In a statement Thursday afternoon, Morrisey also said he was disappointed that the court didn’t specifically look at the constitutional issues of keeping the individual mandate in place.
“This case was always about: one, ensuring that individuals could not be coerced into purchasing health insurance against their will; and, two, making the insurance system far more affordable for hard-working Americans,” Morrisey said. “Too many West Virginians have suffered from skyrocketing premiums and need better, more affordable health care options. We will keep fighting for affordable coverage and against coercive, individual mandates that represent the opposite of freedom.”
According to the U.S. Department of Health and Human Services, 17,217 West Virginians have enrolled in ACA marketplace healthcare coverage, and 193,341 West Virginians receive healthcare through Medicaid expansion. The ACA also requires that health insurance companies provide coverage for people with pre-existing medical conditions, which protect more than 700,000 West Virginians.
Despite the lawsuit’s effort to cause the entire ACA to be overturned had the Supreme Court ruled in its favor, Morrisey began backing away from those claims last year. In a statement shortly after the Supreme Court heard oral arguments in the case in November 2020, a Morrisey spokesperson said he supports removing the individual mandate, but keeping the rest of ACA intact.
During the 2020 legislative session, Morrisey pushed for a law to help protect people with pre-existing medical conditions from possibly losing their healthcare coverage if the high court threw out the entire ACA. The bill passed the West Virginia Senate, but later died in committee in the House of Delegates. Opponents of the bill claimed it created a high-risk pool, possibly raising health care premiums for people with pre-existing conditions.
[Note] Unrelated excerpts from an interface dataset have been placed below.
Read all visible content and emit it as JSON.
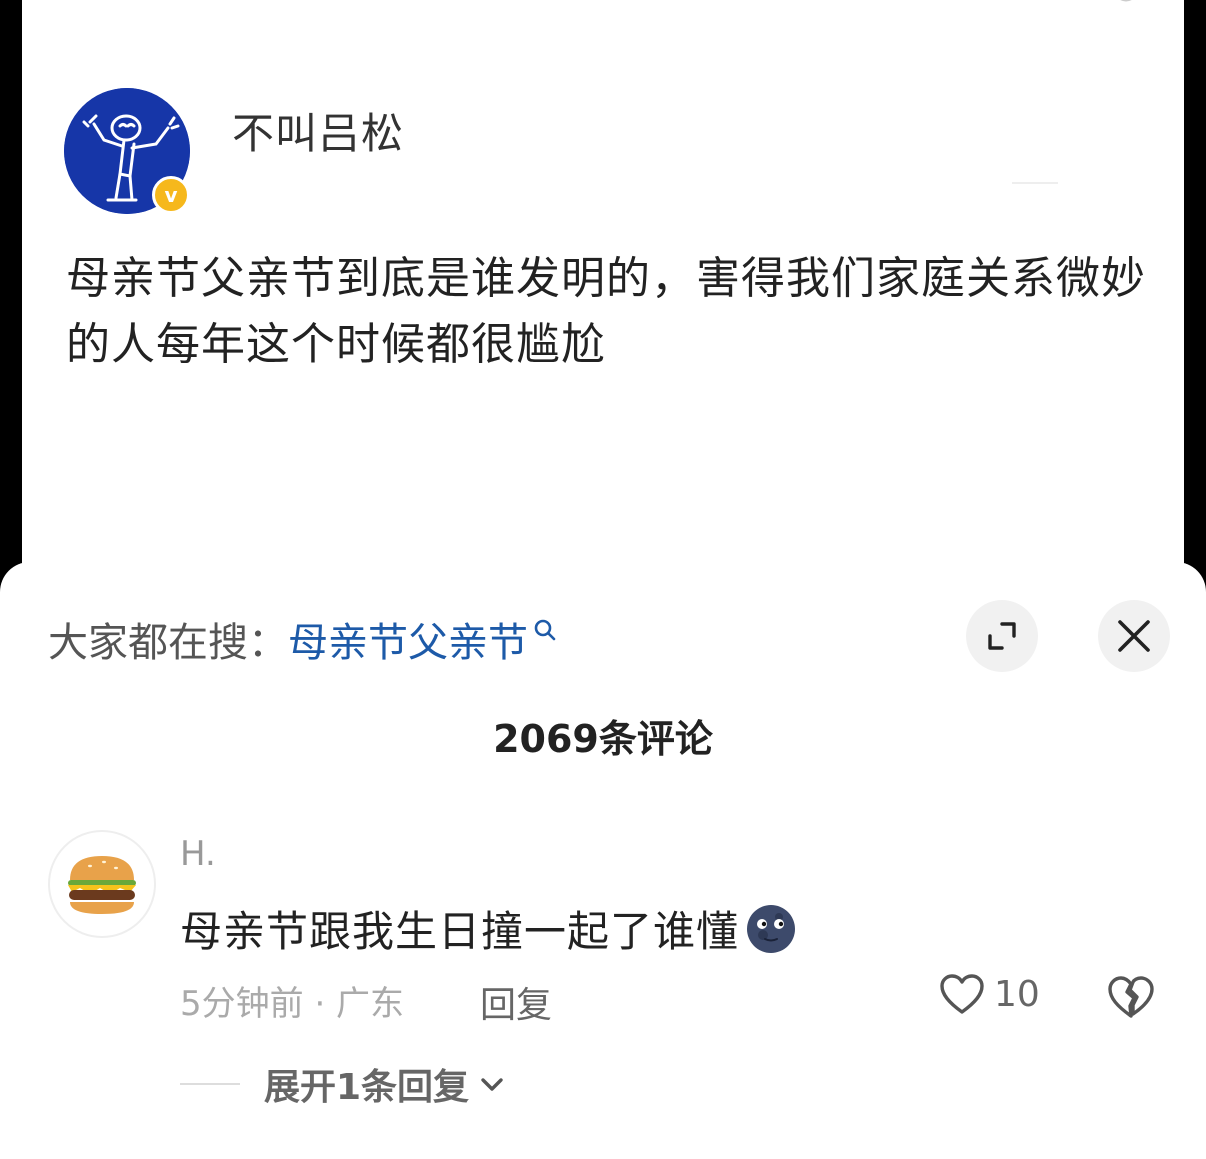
{
  "post": {
    "author_name": "不叫吕松",
    "badge": "v",
    "text": "母亲节父亲节到底是谁发明的，害得我们家庭关系微妙的人每年这个时候都很尴尬"
  },
  "sheet": {
    "search_prefix": "大家都在搜：",
    "search_term": "母亲节父亲节",
    "comment_count": "2069条评论"
  },
  "comment": {
    "user": "H.",
    "text": "母亲节跟我生日撞一起了谁懂",
    "meta": "5分钟前 · 广东",
    "reply_label": "回复",
    "likes": "10",
    "expand_label": "展开1条回复"
  },
  "colors": {
    "avatar_bg": "#1636a8",
    "badge": "#f6b81c",
    "link": "#1d5aa8"
  }
}
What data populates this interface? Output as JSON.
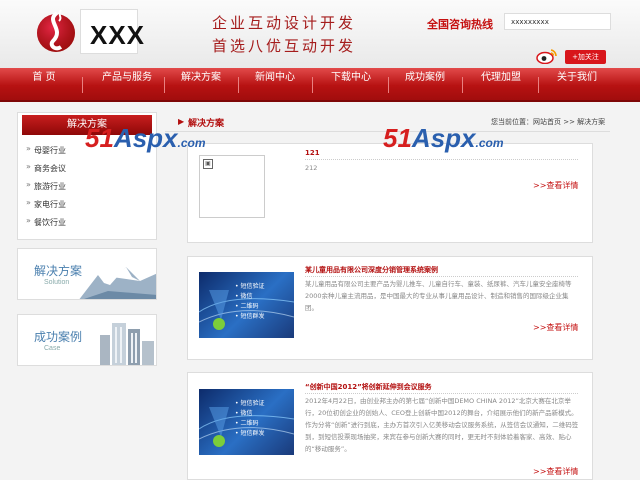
{
  "header": {
    "logo_text": "XXX",
    "slogan_line1": "企业互动设计开发",
    "slogan_line2": "首选八优互动开发",
    "hotline_label": "全国咨询热线",
    "hotline_value": "xxxxxxxxx",
    "follow_label": "+加关注"
  },
  "nav": {
    "items": [
      "首 页",
      "产品与服务",
      "解决方案",
      "新闻中心",
      "下载中心",
      "成功案例",
      "代理加盟",
      "关于我们"
    ]
  },
  "sidebar": {
    "title": "解决方案",
    "items": [
      "母婴行业",
      "商务会议",
      "旅游行业",
      "家电行业",
      "餐饮行业"
    ],
    "banners": [
      {
        "title": "解决方案",
        "subtitle": "Solution"
      },
      {
        "title": "成功案例",
        "subtitle": "Case"
      }
    ]
  },
  "main": {
    "title": "解决方案",
    "breadcrumb": "您当前位置：网站首页 >> 解决方案",
    "articles": [
      {
        "title": "121",
        "text": "212",
        "more": ">>查看详情"
      },
      {
        "title": "某儿童用品有限公司深度分销管理系统案例",
        "text": "某儿童用品有限公司主要产品为婴儿推车、儿童自行车、童装、纸尿裤、汽车儿童安全座椅等2000余种儿童主流用品，是中国最大的专业从事儿童用品设计、制造和销售的国际级企业集团。",
        "more": ">>查看详情"
      },
      {
        "title": "“创新中国2012”将创新延伸到会议服务",
        "text": "2012年4月22日，由创业邦主办的第七届“创新中国DEMO CHINA 2012”北京大赛在北京举行，20位初创企业的创始人、CEO登上创新中国2012的舞台，介绍展示他们的新产品新模式。作为分将“创新”进行到底，主办方首次引入亿美移动会议服务系统，从签信会议通知，二维码签到，到短信投票现场抽奖，来宾在参与创新大赛的同时，更无时不刻体验着客家、高效、贴心的“移动服务”。",
        "more": ">>查看详情"
      }
    ],
    "thumb_menu": [
      "• 短信验证",
      "• 微信",
      "• 二维码",
      "• 短信群发"
    ]
  },
  "watermark": {
    "part1": "51",
    "part2": "Aspx",
    "suffix": ".com"
  },
  "colors": {
    "brand_red": "#b31010",
    "nav_red": "#c01616",
    "link_blue": "#2a5fae"
  }
}
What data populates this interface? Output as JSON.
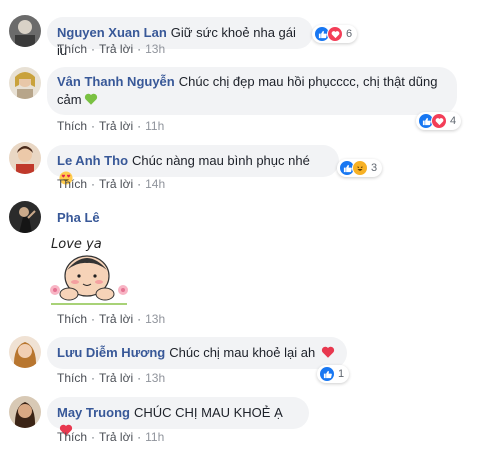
{
  "comments": [
    {
      "name": "Nguyen Xuan Lan",
      "text": "Giữ sức khoẻ nha gái iu",
      "like": "Thích",
      "reply": "Trả lời",
      "time": "13h",
      "reaction_count": "6",
      "reaction_icons": [
        "like-icon",
        "love-icon"
      ]
    },
    {
      "name": "Vân Thanh Nguyễn",
      "text": "Chúc chị đẹp mau hồi phụcccc, chị thật dũng cảm",
      "text_line1": "Chúc chị đẹp mau hồi phụcccc, chị thật dũng",
      "text_line2": "cảm",
      "like": "Thích",
      "reply": "Trả lời",
      "time": "11h",
      "reaction_count": "4",
      "reaction_icons": [
        "like-icon",
        "love-icon"
      ],
      "emoji": "green-heart"
    },
    {
      "name": "Le Anh Tho",
      "text": "Chúc nàng mau bình phục nhé",
      "like": "Thích",
      "reply": "Trả lời",
      "time": "14h",
      "reaction_count": "3",
      "reaction_icons": [
        "like-icon",
        "haha-icon"
      ],
      "emoji": "heart-eyes"
    },
    {
      "name": "Pha Lê",
      "sticker_text": "Love ya",
      "like": "Thích",
      "reply": "Trả lời",
      "time": "13h"
    },
    {
      "name": "Lưu Diễm Hương",
      "text": "Chúc chị mau khoẻ lại ah",
      "like": "Thích",
      "reply": "Trả lời",
      "time": "13h",
      "reaction_count": "1",
      "reaction_icons": [
        "like-icon"
      ],
      "emoji": "red-heart"
    },
    {
      "name": "May Truong",
      "text": "CHÚC CHỊ MAU KHOẺ Ạ",
      "like": "Thích",
      "reply": "Trả lời",
      "time": "11h",
      "emoji": "red-heart"
    }
  ],
  "sep": "·",
  "colors": {
    "name": "#385898",
    "bubble": "#f2f3f5",
    "like": "#1877f2",
    "love": "#f33e58",
    "haha": "#f7b125"
  }
}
The ACA lawsuit played a prominent role in his 2020 re-election campaign when he faced attorney Sam Brown Petsonk, defeating his Democratic opponent with 64 percent of the vote. The issue also came up during his race against U.S. Sen. Joe Manchin, D-W.Va., in 2018, with Manchin beating Morrisey by more than 3 percent. Since 2018, Manchin has continued to advocate for the ACA and urged Morrisey to drop the lawsuit.
“This is the third time the Supreme Court has considered the constitutionality of the Affordable Care Act and each time they have allowed the law to stand,” Manchin said. “I’ve always said the Affordable Care Act is not perfect but it is past time to move forward and seek lasting solutions that ensure every West Virginian and American has access to affordable and quality healthcare. We can do this in a bipartisan way and I remain committed to working with my colleagues to make these productive changes.”
Steven Allen Adams can be reached at email@example.com.